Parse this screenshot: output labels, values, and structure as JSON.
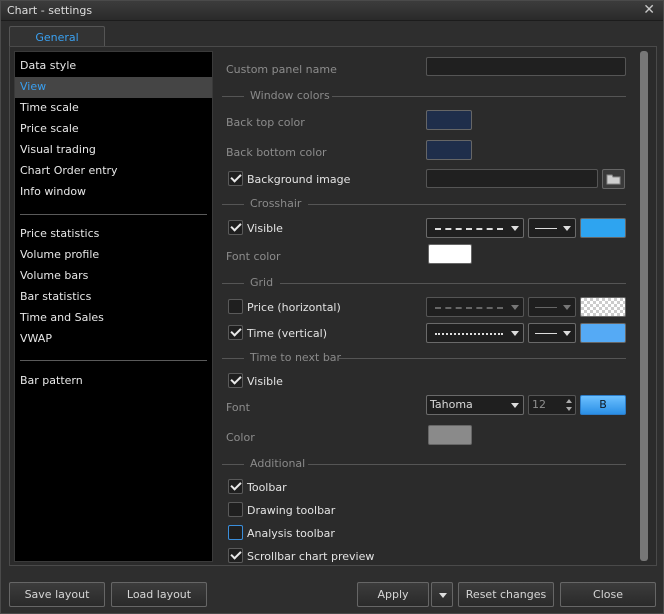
{
  "window": {
    "title": "Chart - settings",
    "close_glyph": "✕"
  },
  "tabs": [
    {
      "label": "General"
    }
  ],
  "sidebar": {
    "items": [
      {
        "label": "Data style"
      },
      {
        "label": "View",
        "selected": true
      },
      {
        "label": "Time scale"
      },
      {
        "label": "Price scale"
      },
      {
        "label": "Visual trading"
      },
      {
        "label": "Chart Order entry"
      },
      {
        "label": "Info window"
      },
      {
        "label": "Price  statistics"
      },
      {
        "label": "Volume profile"
      },
      {
        "label": "Volume bars"
      },
      {
        "label": "Bar statistics"
      },
      {
        "label": "Time and Sales"
      },
      {
        "label": "VWAP"
      },
      {
        "label": "Bar pattern"
      }
    ]
  },
  "view": {
    "custom_panel_name": {
      "label": "Custom panel name",
      "value": ""
    },
    "window_colors": {
      "header": "Window colors",
      "back_top_color": {
        "label": "Back top color",
        "color": "#1f2e4b"
      },
      "back_bottom_color": {
        "label": "Back bottom color",
        "color": "#1f2e4b"
      },
      "background_image": {
        "label": "Background image",
        "checked": true,
        "value": ""
      }
    },
    "crosshair": {
      "header": "Crosshair",
      "visible": {
        "label": "Visible",
        "checked": true,
        "line_style": "dashed",
        "line_width": "thin",
        "color": "#2ea4f0"
      },
      "font_color": {
        "label": "Font color",
        "color": "#ffffff"
      }
    },
    "grid": {
      "header": "Grid",
      "price_horizontal": {
        "label": "Price (horizontal)",
        "checked": false,
        "enabled": false,
        "line_style": "dashed",
        "line_width": "thin",
        "color": "transparent"
      },
      "time_vertical": {
        "label": "Time (vertical)",
        "checked": true,
        "line_style": "dotted",
        "line_width": "thin",
        "color": "#55aaf5"
      }
    },
    "time_to_next_bar": {
      "header": "Time to next bar",
      "visible": {
        "label": "Visible",
        "checked": true
      },
      "font": {
        "label": "Font",
        "family": "Tahoma",
        "size": "12",
        "bold_label": "B",
        "bold_active": true
      },
      "color": {
        "label": "Color",
        "color": "#8a8a8a"
      }
    },
    "additional": {
      "header": "Additional",
      "toolbar": {
        "label": "Toolbar",
        "checked": true
      },
      "drawing_toolbar": {
        "label": "Drawing toolbar",
        "checked": false
      },
      "analysis_toolbar": {
        "label": "Analysis  toolbar",
        "checked": false
      },
      "scrollbar_chart_preview": {
        "label": "Scrollbar chart preview",
        "checked": true
      }
    }
  },
  "footer": {
    "save_layout": "Save layout",
    "load_layout": "Load layout",
    "apply": "Apply",
    "reset_changes": "Reset changes",
    "close": "Close"
  }
}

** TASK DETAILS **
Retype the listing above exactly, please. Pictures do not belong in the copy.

** ANSWER BOX **
Parse this screenshot: output labels, values, and structure as JSON.
{
  "window": {
    "title": "Chart - settings",
    "close_glyph": "✕"
  },
  "tabs": [
    {
      "label": "General"
    }
  ],
  "sidebar": {
    "items": [
      {
        "label": "Data style"
      },
      {
        "label": "View",
        "selected": true
      },
      {
        "label": "Time scale"
      },
      {
        "label": "Price scale"
      },
      {
        "label": "Visual trading"
      },
      {
        "label": "Chart Order entry"
      },
      {
        "label": "Info window"
      },
      {
        "label": "Price  statistics"
      },
      {
        "label": "Volume profile"
      },
      {
        "label": "Volume bars"
      },
      {
        "label": "Bar statistics"
      },
      {
        "label": "Time and Sales"
      },
      {
        "label": "VWAP"
      },
      {
        "label": "Bar pattern"
      }
    ]
  },
  "view": {
    "custom_panel_name": {
      "label": "Custom panel name",
      "value": ""
    },
    "window_colors": {
      "header": "Window colors",
      "back_top_color": {
        "label": "Back top color",
        "color": "#1f2e4b"
      },
      "back_bottom_color": {
        "label": "Back bottom color",
        "color": "#1f2e4b"
      },
      "background_image": {
        "label": "Background image",
        "checked": true,
        "value": ""
      }
    },
    "crosshair": {
      "header": "Crosshair",
      "visible": {
        "label": "Visible",
        "checked": true,
        "line_style": "dashed",
        "line_width": "thin",
        "color": "#2ea4f0"
      },
      "font_color": {
        "label": "Font color",
        "color": "#ffffff"
      }
    },
    "grid": {
      "header": "Grid",
      "price_horizontal": {
        "label": "Price (horizontal)",
        "checked": false,
        "enabled": false,
        "line_style": "dashed",
        "line_width": "thin",
        "color": "transparent"
      },
      "time_vertical": {
        "label": "Time (vertical)",
        "checked": true,
        "line_style": "dotted",
        "line_width": "thin",
        "color": "#55aaf5"
      }
    },
    "time_to_next_bar": {
      "header": "Time to next bar",
      "visible": {
        "label": "Visible",
        "checked": true
      },
      "font": {
        "label": "Font",
        "family": "Tahoma",
        "size": "12",
        "bold_label": "B",
        "bold_active": true
      },
      "color": {
        "label": "Color",
        "color": "#8a8a8a"
      }
    },
    "additional": {
      "header": "Additional",
      "toolbar": {
        "label": "Toolbar",
        "checked": true
      },
      "drawing_toolbar": {
        "label": "Drawing toolbar",
        "checked": false
      },
      "analysis_toolbar": {
        "label": "Analysis  toolbar",
        "checked": false
      },
      "scrollbar_chart_preview": {
        "label": "Scrollbar chart preview",
        "checked": true
      }
    }
  },
  "footer": {
    "save_layout": "Save layout",
    "load_layout": "Load layout",
    "apply": "Apply",
    "reset_changes": "Reset changes",
    "close": "Close"
  }
}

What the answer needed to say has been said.